"Stop that," said Hove sharply; "you make me sick. You have done well for my father, and you've done well for me; but at present you've broken down—you're hopeless. I can understand it, but I don't want to see it. Go home, and to-morrow go down to the sea for a fortnight. Come back at the end of that time. You will quit drinking, of course; you will remember your position here, do your duty, and try not to lose your head in future—you are not likely to go through as bad a crisis as this again. Do what I tell you and you will hear no more about this silly business."

Hewetson was incapable of answering verbally. He looked grotesque penitence, nodded his head twice in sign of acquiescence, and went out. Hove shrugged his shoulders and rolled a cigarette.

Next morning Hove sold a few bags of Turkey galls, just to give the market the right colour. Sundry speculative young gentlemen sold many more bags. Then the bears waited for Hove to smash, as he was in duty bound to do. And Hove, with Jevon's firm at his back, kept them waiting.

At the end of a fortnight Hewetson returned—a machine in excellent order and quite respectable. His references to the time when he drank and tried to murder Hove always took the form of "during my illness."

In the end the very men who had refused to give Hove any assistance had to come crawling to Hove to ask him to let them out as lightly as possible. Hove had one invariable answer: "Unfortunately, I have a partner to think of in this deal." And then he took all that he thought he could get.

In her boudoir Delia Muir listened gravely to the plain, truthful story that Hove had to tell. Occasionally she interrupted him to ask an intelligent question.

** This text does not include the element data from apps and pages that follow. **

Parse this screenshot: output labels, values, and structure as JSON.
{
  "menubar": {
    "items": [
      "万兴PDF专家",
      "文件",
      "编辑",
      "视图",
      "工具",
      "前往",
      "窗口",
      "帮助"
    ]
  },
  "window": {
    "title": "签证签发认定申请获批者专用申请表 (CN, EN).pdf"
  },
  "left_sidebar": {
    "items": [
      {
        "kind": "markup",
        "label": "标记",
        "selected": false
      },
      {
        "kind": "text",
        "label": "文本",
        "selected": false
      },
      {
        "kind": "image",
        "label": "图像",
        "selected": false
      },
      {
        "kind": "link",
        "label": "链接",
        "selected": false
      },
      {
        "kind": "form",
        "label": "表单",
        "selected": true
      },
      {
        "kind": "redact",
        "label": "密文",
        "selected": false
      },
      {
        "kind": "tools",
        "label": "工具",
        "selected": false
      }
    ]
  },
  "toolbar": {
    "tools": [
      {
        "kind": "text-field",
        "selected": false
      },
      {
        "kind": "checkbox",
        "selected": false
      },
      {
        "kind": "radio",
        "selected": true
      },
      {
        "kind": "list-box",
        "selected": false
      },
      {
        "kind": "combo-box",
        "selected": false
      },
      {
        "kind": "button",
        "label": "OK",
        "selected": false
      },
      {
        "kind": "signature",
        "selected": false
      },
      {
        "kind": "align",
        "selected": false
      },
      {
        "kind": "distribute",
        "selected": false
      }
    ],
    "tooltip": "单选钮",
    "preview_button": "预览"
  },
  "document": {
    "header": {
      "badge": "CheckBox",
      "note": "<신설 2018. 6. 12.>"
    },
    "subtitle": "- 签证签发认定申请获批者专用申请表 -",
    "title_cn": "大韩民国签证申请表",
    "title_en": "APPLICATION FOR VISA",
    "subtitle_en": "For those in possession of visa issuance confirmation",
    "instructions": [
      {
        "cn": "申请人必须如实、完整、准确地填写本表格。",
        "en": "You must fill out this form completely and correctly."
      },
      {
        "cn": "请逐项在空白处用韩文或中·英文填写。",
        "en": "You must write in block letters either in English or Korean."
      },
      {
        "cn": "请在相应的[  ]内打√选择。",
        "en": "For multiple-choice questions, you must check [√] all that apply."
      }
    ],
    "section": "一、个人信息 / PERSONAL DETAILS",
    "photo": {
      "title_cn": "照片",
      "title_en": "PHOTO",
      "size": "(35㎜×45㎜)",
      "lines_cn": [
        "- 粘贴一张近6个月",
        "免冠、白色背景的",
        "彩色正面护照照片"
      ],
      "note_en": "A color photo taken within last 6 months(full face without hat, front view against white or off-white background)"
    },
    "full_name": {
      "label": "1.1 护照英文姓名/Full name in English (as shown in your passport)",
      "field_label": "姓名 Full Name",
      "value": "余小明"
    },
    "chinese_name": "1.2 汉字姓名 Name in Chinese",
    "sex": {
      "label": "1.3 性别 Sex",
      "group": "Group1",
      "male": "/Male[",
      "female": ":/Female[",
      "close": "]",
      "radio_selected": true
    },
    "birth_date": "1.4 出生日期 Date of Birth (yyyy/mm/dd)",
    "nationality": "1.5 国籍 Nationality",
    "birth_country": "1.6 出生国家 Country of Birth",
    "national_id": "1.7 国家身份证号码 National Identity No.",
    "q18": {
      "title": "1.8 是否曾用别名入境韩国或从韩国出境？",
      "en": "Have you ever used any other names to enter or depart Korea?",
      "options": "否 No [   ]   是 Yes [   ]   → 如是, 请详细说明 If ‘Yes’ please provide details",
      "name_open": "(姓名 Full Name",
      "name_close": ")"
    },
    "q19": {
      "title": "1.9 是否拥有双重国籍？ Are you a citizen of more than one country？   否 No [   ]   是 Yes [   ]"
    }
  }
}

"Well," she said at last, "I did not tell you to go in for a wild gamble in an article of which, on your own showing, you knew very little. You came within an ace of bankruptcy. But you saved yourself. It is true—you are a good man when the boat upsets in the lock; and for that I trust you. Trust? I almost think I——"

"Oh, you cannot love me!" he cried, taking her hands.

And her eyes answered.